Brief> Each line of the entries below that holds "Nested" is needed, copied in full.

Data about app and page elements
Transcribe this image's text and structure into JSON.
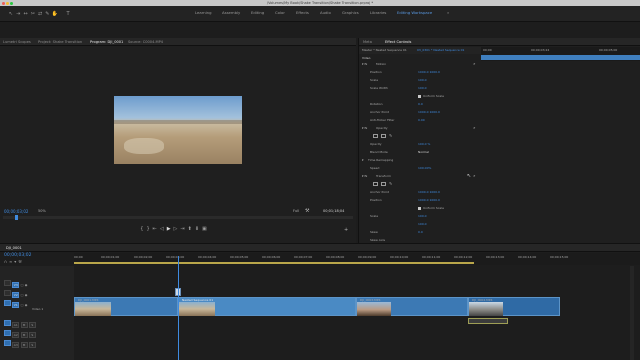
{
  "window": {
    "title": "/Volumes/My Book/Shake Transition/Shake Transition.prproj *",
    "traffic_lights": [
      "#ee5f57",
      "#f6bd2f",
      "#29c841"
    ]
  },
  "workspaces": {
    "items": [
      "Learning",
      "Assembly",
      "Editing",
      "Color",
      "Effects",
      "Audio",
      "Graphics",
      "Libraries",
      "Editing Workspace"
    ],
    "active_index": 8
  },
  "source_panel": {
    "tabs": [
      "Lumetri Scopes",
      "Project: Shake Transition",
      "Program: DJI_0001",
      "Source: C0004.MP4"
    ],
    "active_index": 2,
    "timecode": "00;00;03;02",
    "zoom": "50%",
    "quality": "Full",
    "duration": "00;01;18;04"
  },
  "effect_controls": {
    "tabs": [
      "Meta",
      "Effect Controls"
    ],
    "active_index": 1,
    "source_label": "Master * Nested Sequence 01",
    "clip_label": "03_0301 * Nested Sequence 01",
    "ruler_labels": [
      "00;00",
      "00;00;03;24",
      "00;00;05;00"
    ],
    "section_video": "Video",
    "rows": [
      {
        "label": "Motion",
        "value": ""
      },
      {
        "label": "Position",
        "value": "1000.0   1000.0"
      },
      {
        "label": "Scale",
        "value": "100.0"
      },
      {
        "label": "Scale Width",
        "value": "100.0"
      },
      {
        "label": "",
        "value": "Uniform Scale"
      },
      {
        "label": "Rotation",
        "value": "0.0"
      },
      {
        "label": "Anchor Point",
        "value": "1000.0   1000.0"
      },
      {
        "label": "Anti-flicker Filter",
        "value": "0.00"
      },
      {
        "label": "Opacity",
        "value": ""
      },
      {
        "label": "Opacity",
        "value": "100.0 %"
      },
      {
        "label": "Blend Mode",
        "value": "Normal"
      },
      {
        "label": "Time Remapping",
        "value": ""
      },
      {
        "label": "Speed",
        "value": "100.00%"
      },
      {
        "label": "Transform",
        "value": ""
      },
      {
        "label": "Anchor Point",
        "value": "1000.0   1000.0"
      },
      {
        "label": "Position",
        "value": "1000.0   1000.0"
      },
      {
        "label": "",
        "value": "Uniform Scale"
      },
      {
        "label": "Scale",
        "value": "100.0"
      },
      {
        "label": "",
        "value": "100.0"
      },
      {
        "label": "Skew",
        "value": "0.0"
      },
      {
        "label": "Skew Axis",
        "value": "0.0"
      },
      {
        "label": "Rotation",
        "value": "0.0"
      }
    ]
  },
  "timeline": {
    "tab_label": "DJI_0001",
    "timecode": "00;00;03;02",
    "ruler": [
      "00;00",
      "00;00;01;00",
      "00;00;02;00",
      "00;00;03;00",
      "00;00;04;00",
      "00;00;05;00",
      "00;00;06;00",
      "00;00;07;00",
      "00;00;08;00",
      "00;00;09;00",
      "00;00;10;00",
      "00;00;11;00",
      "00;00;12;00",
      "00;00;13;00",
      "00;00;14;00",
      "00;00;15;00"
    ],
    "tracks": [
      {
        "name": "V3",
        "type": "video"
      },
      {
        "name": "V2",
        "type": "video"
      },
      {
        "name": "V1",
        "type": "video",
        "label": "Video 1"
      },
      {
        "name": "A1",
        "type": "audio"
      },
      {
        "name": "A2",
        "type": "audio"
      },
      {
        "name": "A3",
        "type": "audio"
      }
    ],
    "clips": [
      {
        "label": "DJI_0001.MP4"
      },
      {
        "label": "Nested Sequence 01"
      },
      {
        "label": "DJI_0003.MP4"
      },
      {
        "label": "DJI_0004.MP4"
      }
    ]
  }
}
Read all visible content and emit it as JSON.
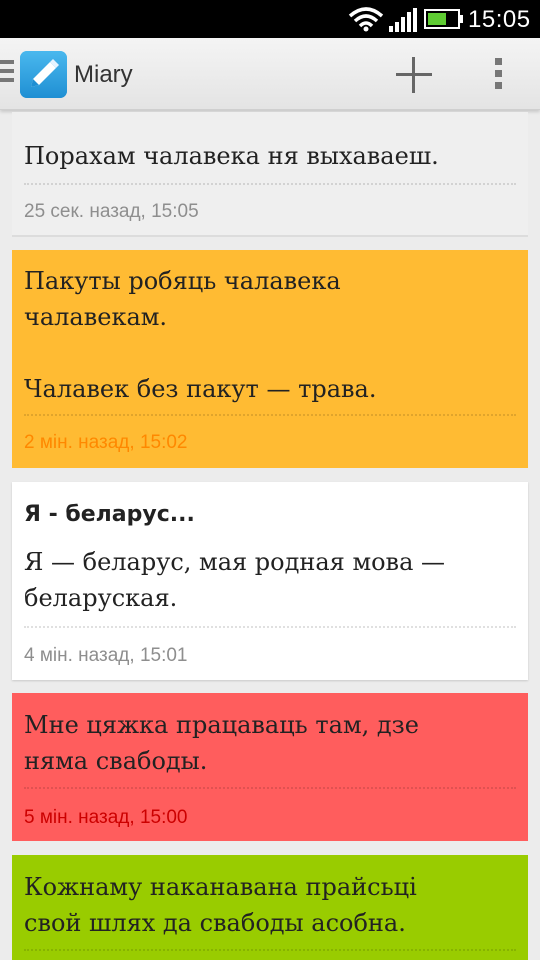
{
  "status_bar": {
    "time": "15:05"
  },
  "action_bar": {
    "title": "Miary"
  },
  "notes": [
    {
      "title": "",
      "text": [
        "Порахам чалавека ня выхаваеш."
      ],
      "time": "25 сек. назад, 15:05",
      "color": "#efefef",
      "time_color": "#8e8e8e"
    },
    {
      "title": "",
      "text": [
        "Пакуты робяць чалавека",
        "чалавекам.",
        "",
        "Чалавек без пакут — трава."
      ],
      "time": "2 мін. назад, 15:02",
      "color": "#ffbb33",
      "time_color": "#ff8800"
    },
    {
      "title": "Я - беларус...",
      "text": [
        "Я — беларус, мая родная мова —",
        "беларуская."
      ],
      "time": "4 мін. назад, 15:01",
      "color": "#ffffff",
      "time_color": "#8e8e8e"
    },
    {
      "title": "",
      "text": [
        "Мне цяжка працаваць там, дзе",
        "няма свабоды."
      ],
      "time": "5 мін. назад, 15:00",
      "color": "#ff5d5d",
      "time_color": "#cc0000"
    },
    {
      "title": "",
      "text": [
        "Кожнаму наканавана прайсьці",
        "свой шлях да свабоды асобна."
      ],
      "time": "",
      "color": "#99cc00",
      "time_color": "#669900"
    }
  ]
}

Answer to the problem>
    "source_label": "Master * Nested Sequence 01",
    "clip_label": "03_0301 * Nested Sequence 01",
        "label": "Nested Sequence 01"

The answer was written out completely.